Mr Crane believes that installing storm drains in the sea wall in front of his home would help to reduce the chance of another flood.

But he says the Council, which built the wall several years ago, are not willing to do so because officials have told him the road between his home and the wall is unadopted, so it is not the Council’s responsiblity.

Mr Crane’s life was turned upside down in November 2009 after extremely bad weather hit the whole of the region, causing a blocked up culvert in the village to overflow - straight in to his house.

Commenting, Mr Crane said: “As the water and sewage poured out and towards our homes, the sea wall acted as a dam, which prevented the flood to escape harmlessly into the sea.”

Sadly, Mr Crane says that his insurance company has even threatened to revoke his house insurance because of the flood threat.

In response, Iain Smith, consultant engineer at Fife Council, explained: “Since the sea wall was constructed it has prevented many instances of flooding. The underground drainage system can only hold so much water and under severe storm conditions, or as a result of vandalism can become overloaded.

“The culvert gratings, which prevent debris entering and restricting flow are regularly maintained to keep them clear and working at full capacity.

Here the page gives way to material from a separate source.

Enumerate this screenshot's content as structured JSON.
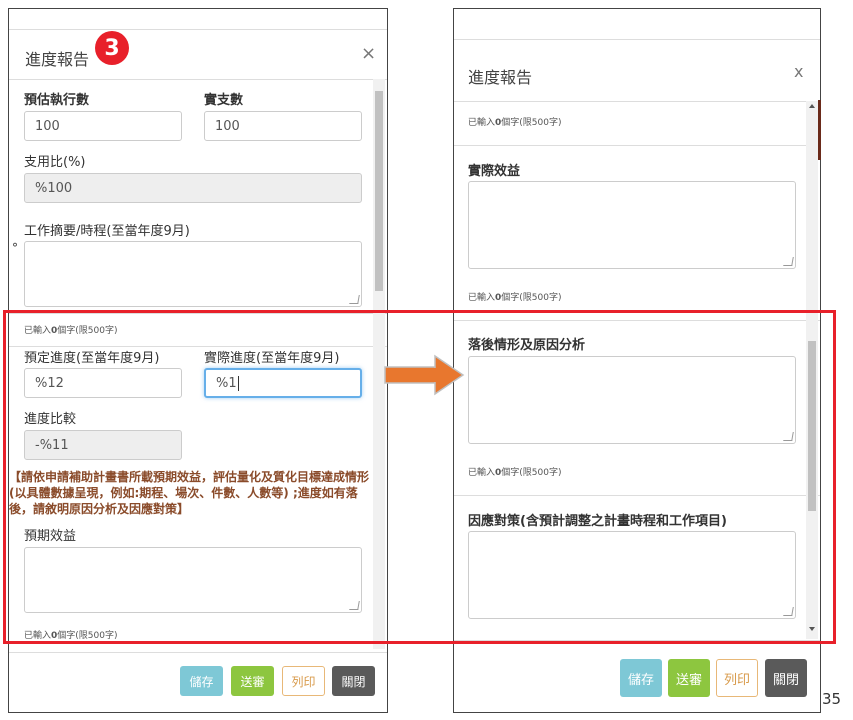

It is each householder’s responsibility to protect their property from flooding.”

Damage caused all over Scotland in Nov 2009

At the beginning of November 2009, the whole of Scotland was battered by heavy rain which caused widespread flooding, not least in Fife.

Just days after the floods hit Fife, the Council wwas highly criticised for its response, with Councillor Tom Adams calling it at the time “horrendous and shocking”.

However in 2011 it stepped up its flood defence programme, identifying hotspots, and just this year, a number of flood pods were installed throughout Fife.